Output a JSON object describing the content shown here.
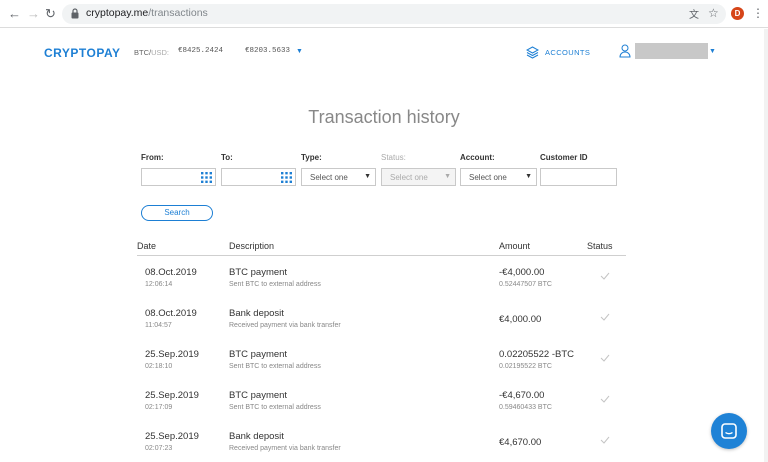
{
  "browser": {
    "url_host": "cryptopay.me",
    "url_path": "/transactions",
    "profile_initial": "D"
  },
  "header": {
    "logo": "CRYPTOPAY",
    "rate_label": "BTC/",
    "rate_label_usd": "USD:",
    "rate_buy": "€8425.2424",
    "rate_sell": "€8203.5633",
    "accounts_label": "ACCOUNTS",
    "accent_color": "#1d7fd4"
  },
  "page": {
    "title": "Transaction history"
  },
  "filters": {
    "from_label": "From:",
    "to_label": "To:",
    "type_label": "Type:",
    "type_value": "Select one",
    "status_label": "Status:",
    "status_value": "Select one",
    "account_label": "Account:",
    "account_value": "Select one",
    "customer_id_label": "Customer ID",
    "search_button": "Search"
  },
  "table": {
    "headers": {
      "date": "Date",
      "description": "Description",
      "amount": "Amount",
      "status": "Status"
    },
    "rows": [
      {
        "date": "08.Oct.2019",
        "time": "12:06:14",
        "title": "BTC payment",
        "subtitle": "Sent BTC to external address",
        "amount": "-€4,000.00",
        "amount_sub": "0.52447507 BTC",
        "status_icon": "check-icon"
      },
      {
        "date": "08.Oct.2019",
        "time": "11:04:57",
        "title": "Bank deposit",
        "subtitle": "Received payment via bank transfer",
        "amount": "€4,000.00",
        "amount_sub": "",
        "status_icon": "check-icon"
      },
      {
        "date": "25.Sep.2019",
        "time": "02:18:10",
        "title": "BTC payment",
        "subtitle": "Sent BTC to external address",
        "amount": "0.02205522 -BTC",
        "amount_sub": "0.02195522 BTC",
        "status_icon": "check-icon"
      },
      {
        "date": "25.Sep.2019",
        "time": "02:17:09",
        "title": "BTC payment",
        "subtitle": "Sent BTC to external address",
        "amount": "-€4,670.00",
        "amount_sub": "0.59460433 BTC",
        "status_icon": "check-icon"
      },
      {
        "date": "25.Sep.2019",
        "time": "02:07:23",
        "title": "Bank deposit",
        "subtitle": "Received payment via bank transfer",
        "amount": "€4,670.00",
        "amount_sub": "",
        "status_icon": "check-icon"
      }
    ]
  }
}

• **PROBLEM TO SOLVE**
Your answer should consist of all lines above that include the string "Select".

• **RESULT OF THIS EXERCISE**
    "type_value": "Select one",
    "status_value": "Select one",
    "account_value": "Select one",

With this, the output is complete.